Everyone can learn how to taste wine. In fact, wine tasting is not just about tasting. You also need to look, smell and feel. In this guide we explain how to taste wine in four basic steps.
Last updated April 10th 2020
Tasting wine is not as complicated as it might seem. In order to understand your own preferences you need to be able to understand the flavours and describe what you are tasting. A wine tasting event with friends is a great way to develop this skill and learn about wine. This guide will teach you to taste wine like a pro. All you need to do is to follow 4 simple steps.
After pouring the wine into the glass, you should look at its color and opacity. Make sure to look at the wine in natural lightning conditions and with a white background. The look of the wine will give you hints of what you are going to taste. Quickly swirl the wine around in the glass and try to describe it. If it is a white wine, is it pale or golden? If it is a red wine, is it light or deep? Purple or red? Do you notice if the wine forms “legs” on the sides of the glass? These legs, also called “tears” are usually an indication of the wine's alcohol level.
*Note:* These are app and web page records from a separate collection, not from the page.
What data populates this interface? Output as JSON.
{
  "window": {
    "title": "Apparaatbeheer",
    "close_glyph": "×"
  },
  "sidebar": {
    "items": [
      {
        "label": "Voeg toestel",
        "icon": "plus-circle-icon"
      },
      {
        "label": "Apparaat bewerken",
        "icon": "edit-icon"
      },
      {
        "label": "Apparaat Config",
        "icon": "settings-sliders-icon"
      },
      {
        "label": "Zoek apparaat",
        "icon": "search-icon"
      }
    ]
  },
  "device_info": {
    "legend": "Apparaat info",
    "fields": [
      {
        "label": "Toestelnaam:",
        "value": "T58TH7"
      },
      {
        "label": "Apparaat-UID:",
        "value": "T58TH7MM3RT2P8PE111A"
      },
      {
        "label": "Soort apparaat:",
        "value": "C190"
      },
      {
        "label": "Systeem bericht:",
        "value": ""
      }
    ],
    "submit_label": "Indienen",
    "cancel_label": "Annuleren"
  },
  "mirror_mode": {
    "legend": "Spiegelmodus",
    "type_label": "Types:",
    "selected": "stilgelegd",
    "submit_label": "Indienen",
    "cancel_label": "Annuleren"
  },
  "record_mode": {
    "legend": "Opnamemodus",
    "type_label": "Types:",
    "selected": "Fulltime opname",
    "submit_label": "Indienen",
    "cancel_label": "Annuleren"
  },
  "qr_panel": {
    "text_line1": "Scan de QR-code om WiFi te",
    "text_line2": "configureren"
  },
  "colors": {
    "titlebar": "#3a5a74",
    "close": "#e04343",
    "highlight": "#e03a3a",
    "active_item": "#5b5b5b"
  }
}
Your nose can give you many hints about the wine. In order to be able to capture all the wine's aromas, you need to put your nose into the glass, and try to describe the aromas. For a beginner this step might be a bit difficult at first, because it is hard to put words on what you are smelling. Just focus on what you are actually smelling and do your best to describe it. Give it time and smell the wine several times. Ask yourself which are the most dominant aromas? After smelling it a few times, can you identify any aromas which where not dominant at first? Taking notes will help you remember.
Now it's finally time to taste the wine. Most people know how to drink wine, but the focus here is to taste the wine. You will not be able to fully taste the wine if you just take a little sip and swallow it immediately. There are many techniques on how to taste wine, but it is important that you take a big sip and swirl it around in your mouth in order for it to cover your tongue. Different parts on your tongue are going to pick up different flavours. By coating your tongue, you will be able to taste all of the different flavours in the wine. Always pay attention to your first impression of the wine. What are the first flavours you capture? After a few sips you will taste more flavours. Don’t rush this step. Instead, you should let the flavours come to you.
Extra tip: If you want to taste wine like a professional sommelier, you should try to suck air through your teeth while having the wine in your mouth. This will aerate the wine and help you taste all the different flavours.
When you taste the wine you are not only looking for the different flavours, but also the feeling of the wine. You need to judge the following:
If you want to develop your skills as a wine taster, you need to take wine tasting notes. After (or during!) your wine tasting you need to write down your thoughts. Your notes are important for the future because you will most likely go back to your notes. If you don't know what to write, try to answer the following questions:
Enjoy your wine tasting!